Sedave looked away and down, shoving a hand into his pocket.
“Besides,” I said, “I tried to get her to come back with me, and she wouldn’t. She’s afraid of being tracked down.”
“Well we can’t just leave her there, Aria.”
“I’ll take care of it,” I said firmly. “I know what to do, and I’ll take care of it.”
Sedave narrowed his eyes. “What d’you mean?”
“I mean I’ll take care of it. It’ll take time, but I have a plan. She’s my best friend, Sedave. I should be the one to get her out.”
“This isn’t really helping my nerves.”
I sighed. “Just…You trust me, don’t you?”
“Just about more than anyone, I reckon,” he ceded.
“Then just trust me. Please? I’ve got it under control.”
“You’ll come to me for help, won’t you?”
I nodded. “Of course. If there’s anyone I can count on in this whole world, it’s you.”
I kissed him again, hoping my own nerves weren’t showing too much. Between a twelve mile trek, one half of which was spent fretting, a lecture and a kiss from a much older man, and Sedave worrying in a way I’d never seen before, I was beyond frazzled. Still, I took his hand, and we took a bath, and by the time we’d finished making love, we both were in a better place. His muscles were soft, his smile was back, and I was in his arms where I belonged when it came time to go to sleep.
As I closed my eyes, I thought: It’s fine, all is well.

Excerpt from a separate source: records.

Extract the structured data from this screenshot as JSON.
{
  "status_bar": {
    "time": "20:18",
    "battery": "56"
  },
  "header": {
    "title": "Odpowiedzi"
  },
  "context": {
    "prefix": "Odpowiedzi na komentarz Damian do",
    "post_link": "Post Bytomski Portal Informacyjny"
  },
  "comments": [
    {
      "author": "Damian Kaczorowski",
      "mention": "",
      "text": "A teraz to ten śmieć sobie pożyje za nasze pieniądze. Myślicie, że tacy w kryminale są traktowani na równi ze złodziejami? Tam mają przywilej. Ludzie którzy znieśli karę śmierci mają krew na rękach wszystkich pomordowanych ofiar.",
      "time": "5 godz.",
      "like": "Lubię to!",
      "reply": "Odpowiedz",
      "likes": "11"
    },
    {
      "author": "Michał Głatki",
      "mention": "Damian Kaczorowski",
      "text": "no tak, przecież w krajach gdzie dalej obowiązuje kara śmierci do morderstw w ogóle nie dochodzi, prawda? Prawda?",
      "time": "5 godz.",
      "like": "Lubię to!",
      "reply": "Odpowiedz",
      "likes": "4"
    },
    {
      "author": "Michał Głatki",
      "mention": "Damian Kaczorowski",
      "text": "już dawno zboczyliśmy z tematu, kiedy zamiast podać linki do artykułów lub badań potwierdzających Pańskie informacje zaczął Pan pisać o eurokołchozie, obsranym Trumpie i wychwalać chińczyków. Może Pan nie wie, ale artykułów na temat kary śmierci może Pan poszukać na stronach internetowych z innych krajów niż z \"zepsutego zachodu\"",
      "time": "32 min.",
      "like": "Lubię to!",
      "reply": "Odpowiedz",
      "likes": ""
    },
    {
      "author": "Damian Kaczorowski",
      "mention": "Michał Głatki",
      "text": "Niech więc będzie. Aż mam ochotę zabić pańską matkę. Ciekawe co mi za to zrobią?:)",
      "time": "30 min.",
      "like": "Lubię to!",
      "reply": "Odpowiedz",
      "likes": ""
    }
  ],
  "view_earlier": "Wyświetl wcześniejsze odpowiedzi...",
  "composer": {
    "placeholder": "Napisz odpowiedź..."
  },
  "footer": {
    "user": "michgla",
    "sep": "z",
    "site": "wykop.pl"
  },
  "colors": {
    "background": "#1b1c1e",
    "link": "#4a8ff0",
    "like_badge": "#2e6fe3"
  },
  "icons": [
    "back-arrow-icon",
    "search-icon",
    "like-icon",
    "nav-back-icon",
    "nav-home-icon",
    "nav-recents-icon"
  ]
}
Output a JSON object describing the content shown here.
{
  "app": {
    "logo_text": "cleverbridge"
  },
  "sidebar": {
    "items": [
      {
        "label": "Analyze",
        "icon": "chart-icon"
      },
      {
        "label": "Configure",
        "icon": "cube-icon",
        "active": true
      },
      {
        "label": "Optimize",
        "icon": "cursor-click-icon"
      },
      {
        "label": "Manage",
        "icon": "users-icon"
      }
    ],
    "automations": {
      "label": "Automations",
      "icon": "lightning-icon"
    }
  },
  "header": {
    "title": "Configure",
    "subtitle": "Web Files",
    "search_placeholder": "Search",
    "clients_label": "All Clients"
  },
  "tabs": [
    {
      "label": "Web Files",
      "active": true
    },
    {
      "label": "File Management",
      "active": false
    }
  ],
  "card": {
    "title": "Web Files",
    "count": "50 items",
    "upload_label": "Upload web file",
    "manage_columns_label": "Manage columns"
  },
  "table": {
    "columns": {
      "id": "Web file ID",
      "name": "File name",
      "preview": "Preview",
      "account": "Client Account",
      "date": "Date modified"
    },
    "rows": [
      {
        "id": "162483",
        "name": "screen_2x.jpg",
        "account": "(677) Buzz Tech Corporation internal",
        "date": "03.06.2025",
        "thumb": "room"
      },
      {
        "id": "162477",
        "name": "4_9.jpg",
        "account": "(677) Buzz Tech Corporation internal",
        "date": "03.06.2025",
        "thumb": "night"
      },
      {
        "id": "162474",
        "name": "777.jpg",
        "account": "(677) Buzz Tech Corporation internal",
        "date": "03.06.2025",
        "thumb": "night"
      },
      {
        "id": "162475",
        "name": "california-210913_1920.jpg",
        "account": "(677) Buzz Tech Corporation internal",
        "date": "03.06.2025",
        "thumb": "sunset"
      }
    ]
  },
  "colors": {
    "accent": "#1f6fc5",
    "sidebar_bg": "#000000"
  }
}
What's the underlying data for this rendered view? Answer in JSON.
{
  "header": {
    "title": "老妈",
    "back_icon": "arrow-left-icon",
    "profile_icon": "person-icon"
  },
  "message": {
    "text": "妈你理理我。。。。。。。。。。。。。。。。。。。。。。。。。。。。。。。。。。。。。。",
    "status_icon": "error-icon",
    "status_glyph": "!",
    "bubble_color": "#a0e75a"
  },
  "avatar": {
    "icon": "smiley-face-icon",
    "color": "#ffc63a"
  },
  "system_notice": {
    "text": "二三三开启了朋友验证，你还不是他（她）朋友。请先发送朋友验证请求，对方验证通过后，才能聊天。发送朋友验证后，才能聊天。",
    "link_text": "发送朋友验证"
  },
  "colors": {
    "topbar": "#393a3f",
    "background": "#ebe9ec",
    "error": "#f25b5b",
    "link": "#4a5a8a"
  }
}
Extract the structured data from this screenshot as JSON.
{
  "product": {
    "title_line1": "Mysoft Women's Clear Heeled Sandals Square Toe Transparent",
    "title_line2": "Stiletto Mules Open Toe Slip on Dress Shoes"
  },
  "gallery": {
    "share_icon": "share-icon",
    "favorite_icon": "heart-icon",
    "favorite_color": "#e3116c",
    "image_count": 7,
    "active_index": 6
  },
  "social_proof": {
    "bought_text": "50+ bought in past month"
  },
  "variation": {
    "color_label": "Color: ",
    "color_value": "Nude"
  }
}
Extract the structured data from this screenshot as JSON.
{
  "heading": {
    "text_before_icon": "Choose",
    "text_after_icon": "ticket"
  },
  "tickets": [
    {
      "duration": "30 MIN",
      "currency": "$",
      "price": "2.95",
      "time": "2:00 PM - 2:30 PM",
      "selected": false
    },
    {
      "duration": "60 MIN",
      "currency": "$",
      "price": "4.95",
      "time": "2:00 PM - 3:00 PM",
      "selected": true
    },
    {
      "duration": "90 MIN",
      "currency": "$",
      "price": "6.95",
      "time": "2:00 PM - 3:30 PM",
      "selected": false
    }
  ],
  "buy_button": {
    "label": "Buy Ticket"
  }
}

Joe will teach me to shoot, and soon Jana will be free again.
My loins speculated Joe might teach me other things, but I just had to ignore them. What did they know, after all?